- _EXERCISE INPUTS_
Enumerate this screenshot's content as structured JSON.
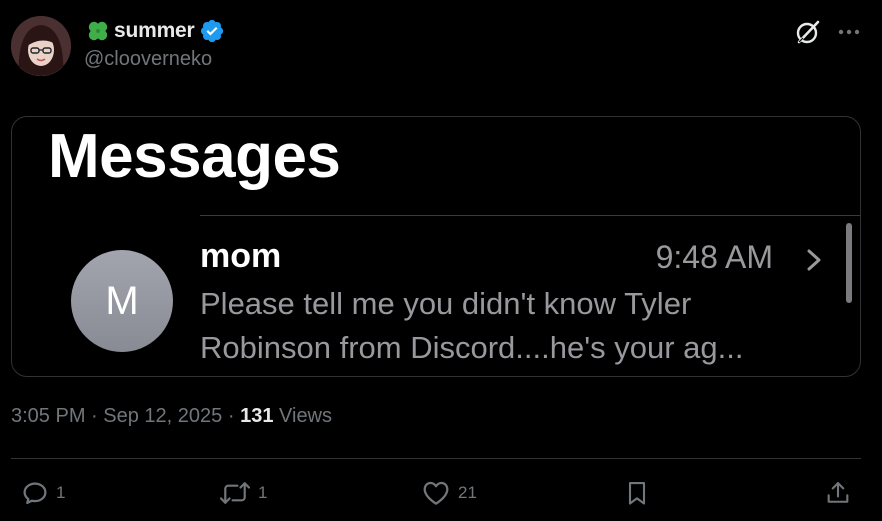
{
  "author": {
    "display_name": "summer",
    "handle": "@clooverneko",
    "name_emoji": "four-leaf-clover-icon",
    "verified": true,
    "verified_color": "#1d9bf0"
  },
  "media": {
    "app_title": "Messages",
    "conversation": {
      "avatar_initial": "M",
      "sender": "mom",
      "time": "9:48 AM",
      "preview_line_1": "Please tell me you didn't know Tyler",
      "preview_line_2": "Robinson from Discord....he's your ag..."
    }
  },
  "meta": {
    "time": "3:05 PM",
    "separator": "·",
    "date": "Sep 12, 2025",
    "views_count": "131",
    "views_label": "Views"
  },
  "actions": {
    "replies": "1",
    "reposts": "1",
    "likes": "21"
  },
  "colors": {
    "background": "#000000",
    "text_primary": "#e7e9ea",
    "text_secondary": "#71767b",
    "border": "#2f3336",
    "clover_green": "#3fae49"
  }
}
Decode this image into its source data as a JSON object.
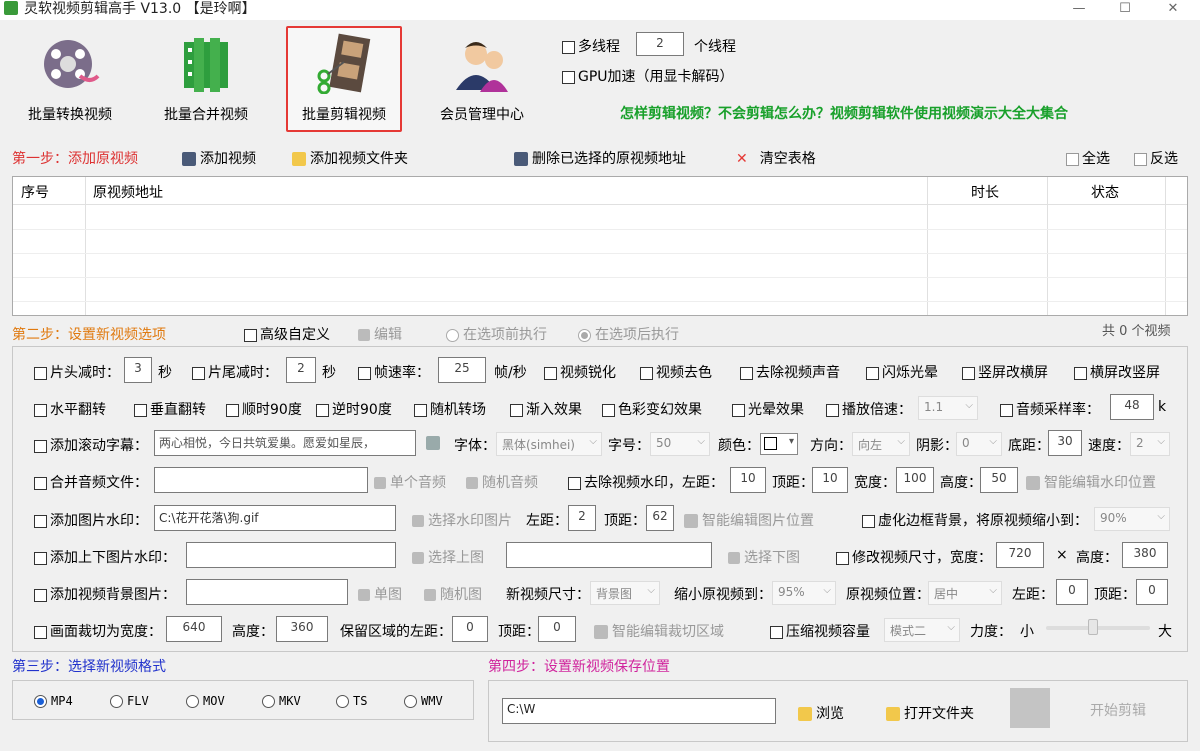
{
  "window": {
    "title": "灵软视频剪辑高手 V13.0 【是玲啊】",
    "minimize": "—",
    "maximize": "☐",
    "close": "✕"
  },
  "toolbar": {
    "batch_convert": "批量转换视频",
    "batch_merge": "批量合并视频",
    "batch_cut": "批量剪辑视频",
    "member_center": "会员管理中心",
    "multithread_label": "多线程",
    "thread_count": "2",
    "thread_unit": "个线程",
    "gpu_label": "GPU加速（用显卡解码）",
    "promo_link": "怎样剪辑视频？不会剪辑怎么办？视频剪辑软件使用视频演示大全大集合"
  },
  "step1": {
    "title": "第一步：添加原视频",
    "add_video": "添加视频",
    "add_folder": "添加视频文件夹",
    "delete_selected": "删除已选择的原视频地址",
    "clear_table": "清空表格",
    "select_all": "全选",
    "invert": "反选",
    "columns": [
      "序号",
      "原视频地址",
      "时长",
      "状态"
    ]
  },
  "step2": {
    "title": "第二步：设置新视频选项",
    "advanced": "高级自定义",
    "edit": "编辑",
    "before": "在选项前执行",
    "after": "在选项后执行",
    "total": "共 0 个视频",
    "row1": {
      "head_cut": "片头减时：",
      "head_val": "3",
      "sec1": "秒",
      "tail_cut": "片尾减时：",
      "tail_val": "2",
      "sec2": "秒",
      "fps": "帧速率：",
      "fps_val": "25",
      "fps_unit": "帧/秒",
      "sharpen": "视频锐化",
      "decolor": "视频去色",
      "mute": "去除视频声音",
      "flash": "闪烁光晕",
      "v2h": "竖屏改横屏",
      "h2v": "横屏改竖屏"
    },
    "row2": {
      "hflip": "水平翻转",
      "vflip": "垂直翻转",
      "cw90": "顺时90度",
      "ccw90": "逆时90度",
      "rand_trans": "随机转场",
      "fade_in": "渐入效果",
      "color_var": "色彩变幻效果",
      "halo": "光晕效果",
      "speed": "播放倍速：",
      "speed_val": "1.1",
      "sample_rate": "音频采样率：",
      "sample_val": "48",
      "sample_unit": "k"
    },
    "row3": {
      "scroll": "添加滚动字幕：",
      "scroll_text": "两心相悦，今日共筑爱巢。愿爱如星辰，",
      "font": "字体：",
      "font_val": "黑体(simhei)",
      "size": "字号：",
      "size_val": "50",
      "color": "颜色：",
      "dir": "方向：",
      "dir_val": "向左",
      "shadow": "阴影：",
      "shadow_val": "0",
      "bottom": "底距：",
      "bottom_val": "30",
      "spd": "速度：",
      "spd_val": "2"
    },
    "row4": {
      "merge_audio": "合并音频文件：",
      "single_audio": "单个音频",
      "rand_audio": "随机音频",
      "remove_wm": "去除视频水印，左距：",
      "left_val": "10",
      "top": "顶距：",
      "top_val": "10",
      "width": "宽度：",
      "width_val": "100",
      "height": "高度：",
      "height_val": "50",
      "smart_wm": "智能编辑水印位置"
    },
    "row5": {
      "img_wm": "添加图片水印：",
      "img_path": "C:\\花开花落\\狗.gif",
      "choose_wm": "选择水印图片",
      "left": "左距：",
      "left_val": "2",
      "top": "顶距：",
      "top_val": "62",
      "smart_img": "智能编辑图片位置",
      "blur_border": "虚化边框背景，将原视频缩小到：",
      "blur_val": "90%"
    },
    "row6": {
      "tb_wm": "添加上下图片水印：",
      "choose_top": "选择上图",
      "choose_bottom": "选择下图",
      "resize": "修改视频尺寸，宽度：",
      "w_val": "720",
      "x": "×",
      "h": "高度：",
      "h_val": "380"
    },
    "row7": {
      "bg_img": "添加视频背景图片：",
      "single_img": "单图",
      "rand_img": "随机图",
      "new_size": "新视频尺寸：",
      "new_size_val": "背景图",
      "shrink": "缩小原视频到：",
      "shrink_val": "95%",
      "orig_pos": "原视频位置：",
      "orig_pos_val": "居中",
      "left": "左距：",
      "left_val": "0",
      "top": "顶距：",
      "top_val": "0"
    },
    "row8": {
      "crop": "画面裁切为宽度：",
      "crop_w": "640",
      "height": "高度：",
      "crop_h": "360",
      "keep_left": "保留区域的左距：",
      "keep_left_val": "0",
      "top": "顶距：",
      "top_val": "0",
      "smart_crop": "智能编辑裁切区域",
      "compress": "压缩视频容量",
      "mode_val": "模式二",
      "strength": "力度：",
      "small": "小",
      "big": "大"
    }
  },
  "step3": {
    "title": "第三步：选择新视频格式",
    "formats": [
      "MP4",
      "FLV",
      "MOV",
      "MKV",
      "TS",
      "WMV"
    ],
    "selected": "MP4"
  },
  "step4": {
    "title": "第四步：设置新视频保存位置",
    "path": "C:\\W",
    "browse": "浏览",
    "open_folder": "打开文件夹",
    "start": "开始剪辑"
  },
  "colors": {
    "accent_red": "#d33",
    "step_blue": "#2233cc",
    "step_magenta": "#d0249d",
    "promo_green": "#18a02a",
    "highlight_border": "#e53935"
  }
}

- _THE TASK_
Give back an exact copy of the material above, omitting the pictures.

- _ANSWER SECTION_
Enumerate this screenshot's content as structured JSON.
{
  "author": {
    "display_name": "summer",
    "handle": "@clooverneko",
    "name_emoji": "four-leaf-clover-icon",
    "verified": true,
    "verified_color": "#1d9bf0"
  },
  "media": {
    "app_title": "Messages",
    "conversation": {
      "avatar_initial": "M",
      "sender": "mom",
      "time": "9:48 AM",
      "preview_line_1": "Please tell me you didn't know Tyler",
      "preview_line_2": "Robinson from Discord....he's your ag..."
    }
  },
  "meta": {
    "time": "3:05 PM",
    "separator": "·",
    "date": "Sep 12, 2025",
    "views_count": "131",
    "views_label": "Views"
  },
  "actions": {
    "replies": "1",
    "reposts": "1",
    "likes": "21"
  },
  "colors": {
    "background": "#000000",
    "text_primary": "#e7e9ea",
    "text_secondary": "#71767b",
    "border": "#2f3336",
    "clover_green": "#3fae49"
  }
}
Decode this image into its source data as a JSON object.
{
  "window": {
    "title": "灵软视频剪辑高手 V13.0 【是玲啊】",
    "minimize": "—",
    "maximize": "☐",
    "close": "✕"
  },
  "toolbar": {
    "batch_convert": "批量转换视频",
    "batch_merge": "批量合并视频",
    "batch_cut": "批量剪辑视频",
    "member_center": "会员管理中心",
    "multithread_label": "多线程",
    "thread_count": "2",
    "thread_unit": "个线程",
    "gpu_label": "GPU加速（用显卡解码）",
    "promo_link": "怎样剪辑视频？不会剪辑怎么办？视频剪辑软件使用视频演示大全大集合"
  },
  "step1": {
    "title": "第一步：添加原视频",
    "add_video": "添加视频",
    "add_folder": "添加视频文件夹",
    "delete_selected": "删除已选择的原视频地址",
    "clear_table": "清空表格",
    "select_all": "全选",
    "invert": "反选",
    "columns": [
      "序号",
      "原视频地址",
      "时长",
      "状态"
    ]
  },
  "step2": {
    "title": "第二步：设置新视频选项",
    "advanced": "高级自定义",
    "edit": "编辑",
    "before": "在选项前执行",
    "after": "在选项后执行",
    "total": "共 0 个视频",
    "row1": {
      "head_cut": "片头减时：",
      "head_val": "3",
      "sec1": "秒",
      "tail_cut": "片尾减时：",
      "tail_val": "2",
      "sec2": "秒",
      "fps": "帧速率：",
      "fps_val": "25",
      "fps_unit": "帧/秒",
      "sharpen": "视频锐化",
      "decolor": "视频去色",
      "mute": "去除视频声音",
      "flash": "闪烁光晕",
      "v2h": "竖屏改横屏",
      "h2v": "横屏改竖屏"
    },
    "row2": {
      "hflip": "水平翻转",
      "vflip": "垂直翻转",
      "cw90": "顺时90度",
      "ccw90": "逆时90度",
      "rand_trans": "随机转场",
      "fade_in": "渐入效果",
      "color_var": "色彩变幻效果",
      "halo": "光晕效果",
      "speed": "播放倍速：",
      "speed_val": "1.1",
      "sample_rate": "音频采样率：",
      "sample_val": "48",
      "sample_unit": "k"
    },
    "row3": {
      "scroll": "添加滚动字幕：",
      "scroll_text": "两心相悦，今日共筑爱巢。愿爱如星辰，",
      "font": "字体：",
      "font_val": "黑体(simhei)",
      "size": "字号：",
      "size_val": "50",
      "color": "颜色：",
      "dir": "方向：",
      "dir_val": "向左",
      "shadow": "阴影：",
      "shadow_val": "0",
      "bottom": "底距：",
      "bottom_val": "30",
      "spd": "速度：",
      "spd_val": "2"
    },
    "row4": {
      "merge_audio": "合并音频文件：",
      "single_audio": "单个音频",
      "rand_audio": "随机音频",
      "remove_wm": "去除视频水印，左距：",
      "left_val": "10",
      "top": "顶距：",
      "top_val": "10",
      "width": "宽度：",
      "width_val": "100",
      "height": "高度：",
      "height_val": "50",
      "smart_wm": "智能编辑水印位置"
    },
    "row5": {
      "img_wm": "添加图片水印：",
      "img_path": "C:\\花开花落\\狗.gif",
      "choose_wm": "选择水印图片",
      "left": "左距：",
      "left_val": "2",
      "top": "顶距：",
      "top_val": "62",
      "smart_img": "智能编辑图片位置",
      "blur_border": "虚化边框背景，将原视频缩小到：",
      "blur_val": "90%"
    },
    "row6": {
      "tb_wm": "添加上下图片水印：",
      "choose_top": "选择上图",
      "choose_bottom": "选择下图",
      "resize": "修改视频尺寸，宽度：",
      "w_val": "720",
      "x": "×",
      "h": "高度：",
      "h_val": "380"
    },
    "row7": {
      "bg_img": "添加视频背景图片：",
      "single_img": "单图",
      "rand_img": "随机图",
      "new_size": "新视频尺寸：",
      "new_size_val": "背景图",
      "shrink": "缩小原视频到：",
      "shrink_val": "95%",
      "orig_pos": "原视频位置：",
      "orig_pos_val": "居中",
      "left": "左距：",
      "left_val": "0",
      "top": "顶距：",
      "top_val": "0"
    },
    "row8": {
      "crop": "画面裁切为宽度：",
      "crop_w": "640",
      "height": "高度：",
      "crop_h": "360",
      "keep_left": "保留区域的左距：",
      "keep_left_val": "0",
      "top": "顶距：",
      "top_val": "0",
      "smart_crop": "智能编辑裁切区域",
      "compress": "压缩视频容量",
      "mode_val": "模式二",
      "strength": "力度：",
      "small": "小",
      "big": "大"
    }
  },
  "step3": {
    "title": "第三步：选择新视频格式",
    "formats": [
      "MP4",
      "FLV",
      "MOV",
      "MKV",
      "TS",
      "WMV"
    ],
    "selected": "MP4"
  },
  "step4": {
    "title": "第四步：设置新视频保存位置",
    "path": "C:\\W",
    "browse": "浏览",
    "open_folder": "打开文件夹",
    "start": "开始剪辑"
  },
  "colors": {
    "accent_red": "#d33",
    "step_blue": "#2233cc",
    "step_magenta": "#d0249d",
    "promo_green": "#18a02a",
    "highlight_border": "#e53935"
  }
}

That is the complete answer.